ASSIGNMENT:
Leave the images out and write out each entry exactly as shown.

Top of RECORDS SUPPLIED

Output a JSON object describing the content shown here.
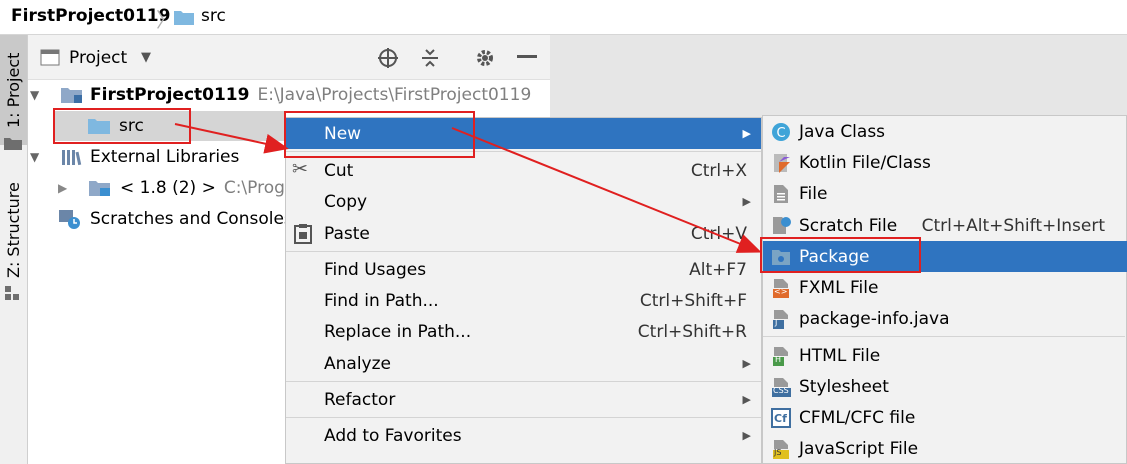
{
  "breadcrumb": {
    "project": "FirstProject0119",
    "folder": "src"
  },
  "side_tabs": {
    "project": "1: Project",
    "structure": "Z: Structure"
  },
  "panel": {
    "title": "Project"
  },
  "tree": {
    "root_name": "FirstProject0119",
    "root_path": "E:\\Java\\Projects\\FirstProject0119",
    "src": "src",
    "external_libraries": "External Libraries",
    "jdk_name": "< 1.8 (2) >",
    "jdk_path": "C:\\Progra",
    "scratches": "Scratches and Consoles"
  },
  "context_menu": [
    {
      "label": "New",
      "shortcut": "",
      "submenu": true,
      "highlighted": true
    },
    {
      "label": "Cut",
      "shortcut": "Ctrl+X",
      "icon": "scissors-icon"
    },
    {
      "label": "Copy",
      "shortcut": "",
      "submenu": true
    },
    {
      "label": "Paste",
      "shortcut": "Ctrl+V",
      "icon": "clipboard-icon"
    },
    {
      "label": "Find Usages",
      "shortcut": "Alt+F7"
    },
    {
      "label": "Find in Path...",
      "shortcut": "Ctrl+Shift+F"
    },
    {
      "label": "Replace in Path...",
      "shortcut": "Ctrl+Shift+R"
    },
    {
      "label": "Analyze",
      "shortcut": "",
      "submenu": true
    },
    {
      "label": "Refactor",
      "shortcut": "",
      "submenu": true
    },
    {
      "label": "Add to Favorites",
      "shortcut": "",
      "submenu": true
    }
  ],
  "new_submenu": [
    {
      "label": "Java Class",
      "icon": "java-class-icon"
    },
    {
      "label": "Kotlin File/Class",
      "icon": "kotlin-icon"
    },
    {
      "label": "File",
      "icon": "file-icon"
    },
    {
      "label": "Scratch File",
      "shortcut": "Ctrl+Alt+Shift+Insert",
      "icon": "scratch-file-icon"
    },
    {
      "label": "Package",
      "icon": "package-icon",
      "highlighted": true
    },
    {
      "label": "FXML File",
      "icon": "fxml-icon",
      "badge": "<>"
    },
    {
      "label": "package-info.java",
      "icon": "package-info-icon",
      "badge": "J"
    },
    {
      "label": "HTML File",
      "icon": "html-icon",
      "badge": "H"
    },
    {
      "label": "Stylesheet",
      "icon": "css-icon",
      "badge": "CSS"
    },
    {
      "label": "CFML/CFC file",
      "icon": "cfml-icon",
      "badge": "Cf"
    },
    {
      "label": "JavaScript File",
      "icon": "javascript-icon",
      "badge": "JS"
    }
  ],
  "colors": {
    "highlight": "#2f74c0",
    "annotation": "#e02020",
    "folder": "#7fb8e0"
  }
}
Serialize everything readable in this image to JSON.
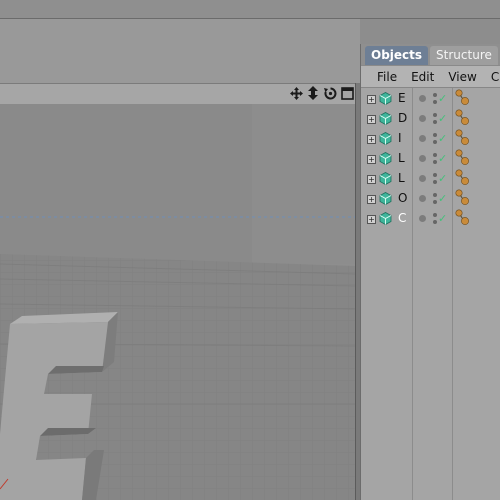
{
  "panel": {
    "tabs": [
      {
        "label": "Objects",
        "active": true
      },
      {
        "label": "Structure",
        "active": false
      }
    ],
    "menu": [
      "File",
      "Edit",
      "View",
      "C"
    ]
  },
  "objects": [
    {
      "name": "E",
      "selected": false
    },
    {
      "name": "D",
      "selected": false
    },
    {
      "name": "I",
      "selected": false
    },
    {
      "name": "L",
      "selected": false
    },
    {
      "name": "L",
      "selected": false
    },
    {
      "name": "O",
      "selected": false
    },
    {
      "name": "C",
      "selected": true
    }
  ],
  "viewport": {
    "icons": [
      "move-icon",
      "zoom-icon",
      "rotate-icon",
      "maximize-icon"
    ],
    "colors": {
      "background": "#8c8c8c",
      "floor": "#868686",
      "letter_front": "#a4a4a4",
      "letter_side": "#7c7c7c",
      "horizon_dashes": "#6f8fb8"
    }
  },
  "colors": {
    "tab_active": "#6e7f95",
    "check": "#44c07a",
    "tag": "#c98b3a"
  }
}
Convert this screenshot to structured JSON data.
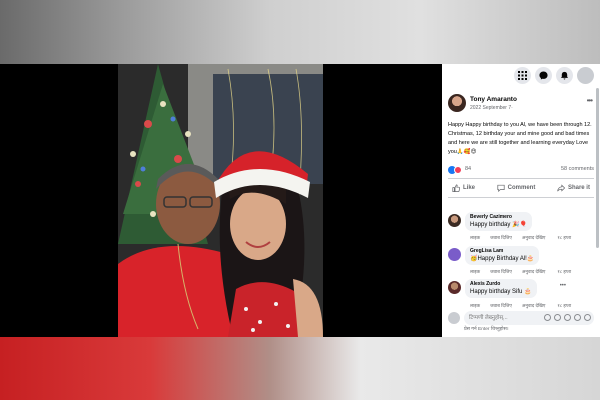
{
  "post": {
    "author": "Tony Amaranto",
    "date": "2022 September 7·",
    "text": "Happy Happy birthday to you Al, we have been through 12. Christmas, 12 birthday your and mine good and bad times and here we are still together and learning everyday Love you🙏🥰😍",
    "reaction_count": "84",
    "comments_count": "58 comments"
  },
  "actions": {
    "like": "Like",
    "comment": "Comment",
    "share": "Share it"
  },
  "comments": [
    {
      "name": "Beverly Cazimero",
      "text": "Happy birthday 🎉🎈",
      "like": "लाइक",
      "reply": "जवाब दिजिए",
      "translation": "अनुवाद देखिए",
      "time": "१८ हप्ता"
    },
    {
      "name": "GregLisa Lam",
      "text": "🥳Happy Birthday Al!🎂",
      "like": "लाइक",
      "reply": "जवाब दिजिए",
      "translation": "अनुवाद देखिए",
      "time": "१८ हप्ता"
    },
    {
      "name": "Alexis Zurdo",
      "text": "Happy birthday Sifu 🎂",
      "like": "लाइक",
      "reply": "जवाब दिजिए",
      "translation": "अनुवाद देखिए",
      "time": "१८ हप्ता"
    }
  ],
  "write_comment": {
    "placeholder": "टिप्पणी लेख्नुहोस्...",
    "hint": "प्रेस गर्न Enter थिच्नुहोस।"
  },
  "colors": {
    "accent": "#1877f2",
    "heart": "#f33e58",
    "viewer_bg": "#000000"
  },
  "icons": [
    "menu-grid-icon",
    "messenger-icon",
    "bell-icon",
    "like-icon",
    "comment-icon",
    "share-icon",
    "more-icon"
  ]
}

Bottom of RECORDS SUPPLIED

RESULT FOR THIS EXERCISE:
Output a JSON object describing the content shown here.
{
  "breadcrumb": {
    "project": "FirstProject0119",
    "folder": "src"
  },
  "side_tabs": {
    "project": "1: Project",
    "structure": "Z: Structure"
  },
  "panel": {
    "title": "Project"
  },
  "tree": {
    "root_name": "FirstProject0119",
    "root_path": "E:\\Java\\Projects\\FirstProject0119",
    "src": "src",
    "external_libraries": "External Libraries",
    "jdk_name": "< 1.8 (2) >",
    "jdk_path": "C:\\Progra",
    "scratches": "Scratches and Consoles"
  },
  "context_menu": [
    {
      "label": "New",
      "shortcut": "",
      "submenu": true,
      "highlighted": true
    },
    {
      "label": "Cut",
      "shortcut": "Ctrl+X",
      "icon": "scissors-icon"
    },
    {
      "label": "Copy",
      "shortcut": "",
      "submenu": true
    },
    {
      "label": "Paste",
      "shortcut": "Ctrl+V",
      "icon": "clipboard-icon"
    },
    {
      "label": "Find Usages",
      "shortcut": "Alt+F7"
    },
    {
      "label": "Find in Path...",
      "shortcut": "Ctrl+Shift+F"
    },
    {
      "label": "Replace in Path...",
      "shortcut": "Ctrl+Shift+R"
    },
    {
      "label": "Analyze",
      "shortcut": "",
      "submenu": true
    },
    {
      "label": "Refactor",
      "shortcut": "",
      "submenu": true
    },
    {
      "label": "Add to Favorites",
      "shortcut": "",
      "submenu": true
    }
  ],
  "new_submenu": [
    {
      "label": "Java Class",
      "icon": "java-class-icon"
    },
    {
      "label": "Kotlin File/Class",
      "icon": "kotlin-icon"
    },
    {
      "label": "File",
      "icon": "file-icon"
    },
    {
      "label": "Scratch File",
      "shortcut": "Ctrl+Alt+Shift+Insert",
      "icon": "scratch-file-icon"
    },
    {
      "label": "Package",
      "icon": "package-icon",
      "highlighted": true
    },
    {
      "label": "FXML File",
      "icon": "fxml-icon",
      "badge": "<>"
    },
    {
      "label": "package-info.java",
      "icon": "package-info-icon",
      "badge": "J"
    },
    {
      "label": "HTML File",
      "icon": "html-icon",
      "badge": "H"
    },
    {
      "label": "Stylesheet",
      "icon": "css-icon",
      "badge": "CSS"
    },
    {
      "label": "CFML/CFC file",
      "icon": "cfml-icon",
      "badge": "Cf"
    },
    {
      "label": "JavaScript File",
      "icon": "javascript-icon",
      "badge": "JS"
    }
  ],
  "colors": {
    "highlight": "#2f74c0",
    "annotation": "#e02020",
    "folder": "#7fb8e0"
  }
}
Serialize everything readable in this image to JSON.
{
  "panel": {
    "tabs": [
      {
        "label": "Objects",
        "active": true
      },
      {
        "label": "Structure",
        "active": false
      }
    ],
    "menu": [
      "File",
      "Edit",
      "View",
      "C"
    ]
  },
  "objects": [
    {
      "name": "E",
      "selected": false
    },
    {
      "name": "D",
      "selected": false
    },
    {
      "name": "I",
      "selected": false
    },
    {
      "name": "L",
      "selected": false
    },
    {
      "name": "L",
      "selected": false
    },
    {
      "name": "O",
      "selected": false
    },
    {
      "name": "C",
      "selected": true
    }
  ],
  "viewport": {
    "icons": [
      "move-icon",
      "zoom-icon",
      "rotate-icon",
      "maximize-icon"
    ],
    "colors": {
      "background": "#8c8c8c",
      "floor": "#868686",
      "letter_front": "#a4a4a4",
      "letter_side": "#7c7c7c",
      "horizon_dashes": "#6f8fb8"
    }
  },
  "colors": {
    "tab_active": "#6e7f95",
    "check": "#44c07a",
    "tag": "#c98b3a"
  }
}
Convert this screenshot to structured JSON data.
{
  "post": {
    "author": "Tony Amaranto",
    "date": "2022 September 7·",
    "text": "Happy Happy birthday to you Al, we have been through 12. Christmas, 12 birthday your and mine good and bad times and here we are still together and learning everyday Love you🙏🥰😍",
    "reaction_count": "84",
    "comments_count": "58 comments"
  },
  "actions": {
    "like": "Like",
    "comment": "Comment",
    "share": "Share it"
  },
  "comments": [
    {
      "name": "Beverly Cazimero",
      "text": "Happy birthday 🎉🎈",
      "like": "लाइक",
      "reply": "जवाब दिजिए",
      "translation": "अनुवाद देखिए",
      "time": "१८ हप्ता"
    },
    {
      "name": "GregLisa Lam",
      "text": "🥳Happy Birthday Al!🎂",
      "like": "लाइक",
      "reply": "जवाब दिजिए",
      "translation": "अनुवाद देखिए",
      "time": "१८ हप्ता"
    },
    {
      "name": "Alexis Zurdo",
      "text": "Happy birthday Sifu 🎂",
      "like": "लाइक",
      "reply": "जवाब दिजिए",
      "translation": "अनुवाद देखिए",
      "time": "१८ हप्ता"
    }
  ],
  "write_comment": {
    "placeholder": "टिप्पणी लेख्नुहोस्...",
    "hint": "प्रेस गर्न Enter थिच्नुहोस।"
  },
  "colors": {
    "accent": "#1877f2",
    "heart": "#f33e58",
    "viewer_bg": "#000000"
  },
  "icons": [
    "menu-grid-icon",
    "messenger-icon",
    "bell-icon",
    "like-icon",
    "comment-icon",
    "share-icon",
    "more-icon"
  ]
}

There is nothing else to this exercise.